cc licensed ( BY SA ) flickr photo shared by Alan Levine

During a presentation at the 2011 ETUG Spring Workshop, Grant Potter, who initially set up the ds106 radio station said

I wanted to create a web-base radio station; I did not want to manage one

This gets to the heart of “distributed, freeform, collective webradio” – from the get go Grant gave away the keys to the station, the username/password for managing it. The way the first system worked, a playlist of uploaded content was always in rotation AKA “Auto DJ”. When someone broke in with a live broadcast, it superceded the playlist, so essentially there was always something on the radio.

Things were not always smooth on the server side, and in the early part of this year, Grant rebuilt the system using Airtime, an open source internet radio station managing software.
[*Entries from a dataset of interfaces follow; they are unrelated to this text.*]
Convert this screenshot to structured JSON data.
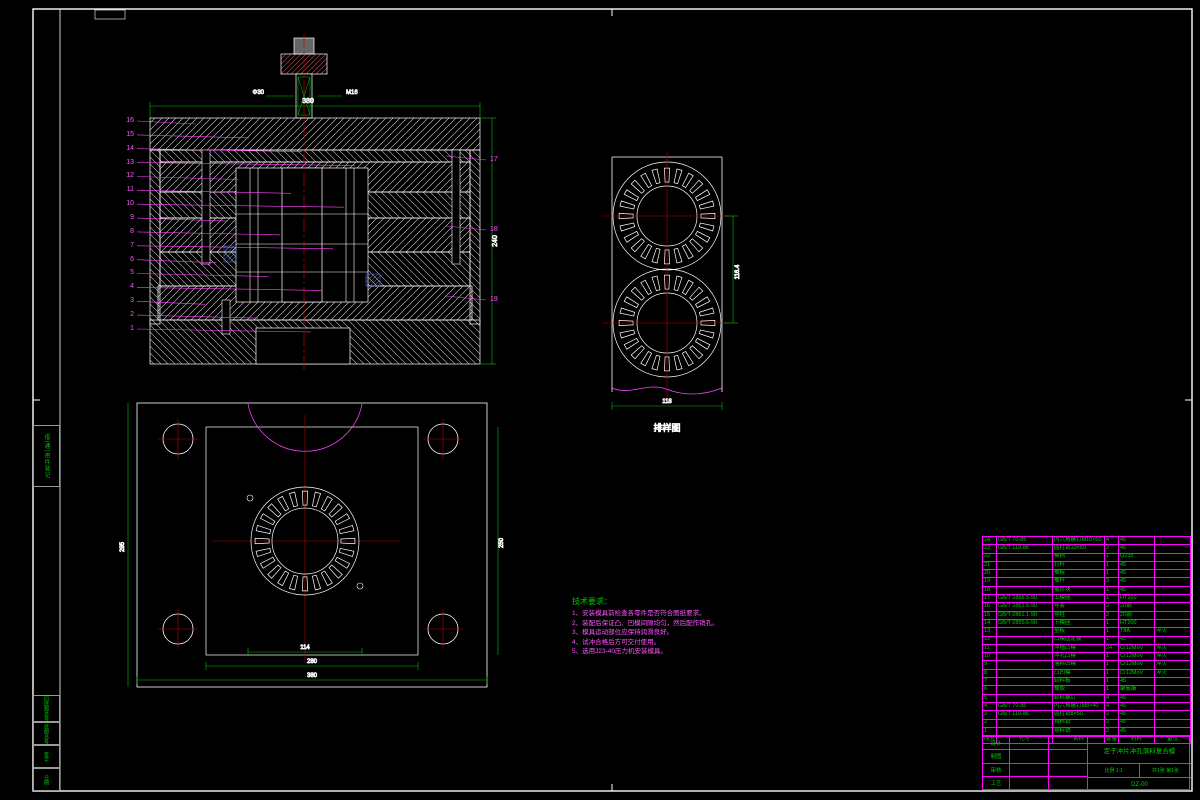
{
  "colors": {
    "bg": "#000000",
    "line": "#ffffff",
    "dim": "#00c800",
    "anno": "#ff44ff",
    "center": "#c00000",
    "blue": "#4d6dff"
  },
  "frame": {
    "left_mid": "借(通)用件登记",
    "left_bottom": [
      "旧底图总号",
      "底图总号",
      "签字",
      "日期"
    ]
  },
  "section_view": {
    "callouts_left": [
      "16",
      "15",
      "14",
      "13",
      "12",
      "11",
      "10",
      "9",
      "8",
      "7",
      "6",
      "5",
      "4",
      "3",
      "2",
      "1"
    ],
    "callouts_right": [
      "17",
      "18",
      "19"
    ]
  },
  "dims": {
    "sec_top": "380",
    "sec_right": "240",
    "sec_stem1": "M16",
    "sec_stem2": "Φ30",
    "plan_bottom1": "114",
    "plan_bottom2": "280",
    "plan_bottom3": "380",
    "plan_left": "285",
    "plan_right": "250",
    "lay_step": "116.4",
    "lay_width": "118"
  },
  "layout_view": {
    "label": "排样图"
  },
  "tech": {
    "title": "技术要求：",
    "items": [
      "1、安装模具前检查各零件是否符合图纸要求。",
      "2、装配后保证凸、凹模间隙均匀，然后配作销孔。",
      "3、模具运动部位应保持润滑良好。",
      "4、试冲合格后方可交付使用。",
      "5、选用J23-40压力机安装模具。"
    ]
  },
  "bom": {
    "headers": [
      "序号",
      "代号",
      "名称",
      "数量",
      "材料",
      "备注"
    ],
    "rows": [
      {
        "seq": "24",
        "code": "GB/T 70-85",
        "name": "内六角螺钉M10×50",
        "qty": "4",
        "mat": "45",
        "remark": ""
      },
      {
        "seq": "23",
        "code": "GB/T 119-86",
        "name": "圆柱销10×60",
        "qty": "2",
        "mat": "45",
        "remark": ""
      },
      {
        "seq": "22",
        "code": "",
        "name": "模柄",
        "qty": "1",
        "mat": "Q235",
        "remark": ""
      },
      {
        "seq": "21",
        "code": "",
        "name": "打杆",
        "qty": "1",
        "mat": "45",
        "remark": ""
      },
      {
        "seq": "20",
        "code": "",
        "name": "推板",
        "qty": "1",
        "mat": "45",
        "remark": ""
      },
      {
        "seq": "19",
        "code": "",
        "name": "推杆",
        "qty": "3",
        "mat": "45",
        "remark": ""
      },
      {
        "seq": "18",
        "code": "",
        "name": "推件块",
        "qty": "1",
        "mat": "45",
        "remark": ""
      },
      {
        "seq": "17",
        "code": "GB/T 2855.5-90",
        "name": "上模座",
        "qty": "1",
        "mat": "HT200",
        "remark": ""
      },
      {
        "seq": "16",
        "code": "GB/T 2861.6-90",
        "name": "导套",
        "qty": "2",
        "mat": "20钢",
        "remark": ""
      },
      {
        "seq": "15",
        "code": "GB/T 2861.1-90",
        "name": "导柱",
        "qty": "2",
        "mat": "20钢",
        "remark": ""
      },
      {
        "seq": "14",
        "code": "GB/T 2855.6-90",
        "name": "下模座",
        "qty": "1",
        "mat": "HT200",
        "remark": ""
      },
      {
        "seq": "13",
        "code": "",
        "name": "垫板",
        "qty": "1",
        "mat": "T8A",
        "remark": "淬火"
      },
      {
        "seq": "12",
        "code": "",
        "name": "凸模固定板",
        "qty": "1",
        "mat": "45",
        "remark": ""
      },
      {
        "seq": "11",
        "code": "",
        "name": "冲槽凸模",
        "qty": "24",
        "mat": "Cr12MoV",
        "remark": "淬火"
      },
      {
        "seq": "10",
        "code": "",
        "name": "冲孔凸模",
        "qty": "1",
        "mat": "Cr12MoV",
        "remark": "淬火"
      },
      {
        "seq": "9",
        "code": "",
        "name": "落料凹模",
        "qty": "1",
        "mat": "Cr12MoV",
        "remark": "淬火"
      },
      {
        "seq": "8",
        "code": "",
        "name": "凸凹模",
        "qty": "1",
        "mat": "Cr12MoV",
        "remark": "淬火"
      },
      {
        "seq": "7",
        "code": "",
        "name": "卸料板",
        "qty": "1",
        "mat": "45",
        "remark": ""
      },
      {
        "seq": "6",
        "code": "",
        "name": "橡胶",
        "qty": "1",
        "mat": "聚氨酯",
        "remark": ""
      },
      {
        "seq": "5",
        "code": "",
        "name": "卸料螺钉",
        "qty": "4",
        "mat": "45",
        "remark": ""
      },
      {
        "seq": "4",
        "code": "GB/T 70-85",
        "name": "内六角螺钉M8×40",
        "qty": "4",
        "mat": "45",
        "remark": ""
      },
      {
        "seq": "3",
        "code": "GB/T 119-86",
        "name": "圆柱销8×50",
        "qty": "2",
        "mat": "45",
        "remark": ""
      },
      {
        "seq": "2",
        "code": "",
        "name": "挡料销",
        "qty": "2",
        "mat": "45",
        "remark": ""
      },
      {
        "seq": "1",
        "code": "",
        "name": "导料销",
        "qty": "2",
        "mat": "45",
        "remark": ""
      }
    ]
  },
  "title_block": {
    "rows": [
      "设计",
      "制图",
      "审核",
      "工艺"
    ],
    "title": "定子冲片冲孔落料复合模",
    "scale_text": "比例 1:1",
    "sheet_text": "共1张 第1张",
    "dwg_no": "DZ-00"
  }
}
Some things that are different as that there is no set autoDJ list, the system is designed to let multiple people manage the scheduled content via a calendar, creating blocks of times for shows, and managing content in playlists.

It is a different mindset, something many of us never quite wrapped our heads around, and, from what I can see, not too many people have figured out how to program the stuff that plays on schedule. With that, we have… well a lot of dead air.
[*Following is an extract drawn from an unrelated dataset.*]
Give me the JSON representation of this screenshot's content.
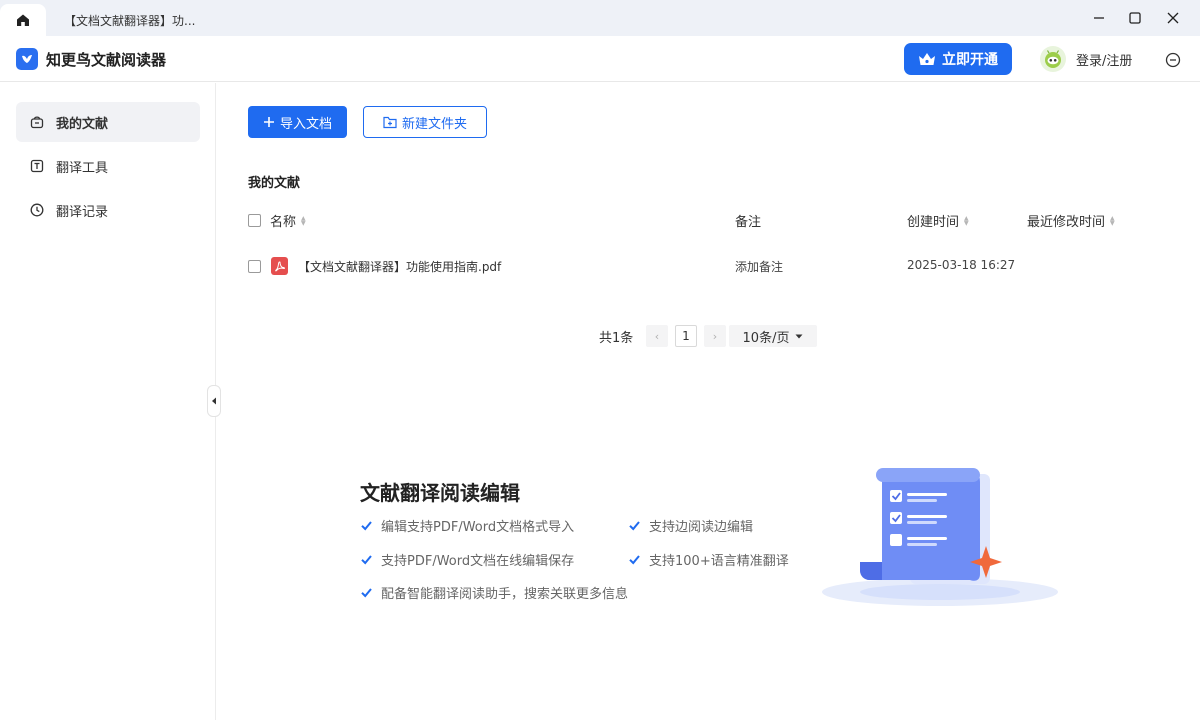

Dead Air is Not Our Friend.

I’ve been trying to better understand the system. For some, the new software might be seen as a step back (the meta data from live streams is not picked up form Nicecast, and the Twitterbot is sick, its not quite as easy to know when there is a live broadcast.

But I put a higher trust into what Grant sees for the next wave. And the thing is, we need some more people willing to go in on a semi regular basis and help fill out the scheduled content. A real radio station never plays the same things every Monday at 4pm, so what is needed is to pre-fill the calendar ahead of time.

I hope I can explain all of this, but bear in mind, I am only learning by trying. To understand it, get a hold of the Airtime Manuals. Or try to follow my path.

The leap of understanding is that there is first content (audio files) that can be uploaded to the media Library. You can also create entries for web stream, URLs for live streams from radio stations (this allows us to easily crosscast).

The uploaded media can be organized into playlists, either static like you do in iTunes, or as you can also do in iTunes, “smart” lists (or blocks), meaning you can have the system play stuff of a particular genre, or search for keywords in the title, artist, or even stuff that was uploaded before or after a certain date. Smart Blocks are the keys to understanding.

Shows are scheduled on the calendar; these are merely blocks of time marked to be in the mix. For each block, you have to load content into the show, which can be any mix of single uploaded audio items, a web stream, a playlist or smart block. But what is tricky is that I can create a show that repeats every Monday at 8:00am, but the only things that repeats is the schedule, each week content must be added to the block.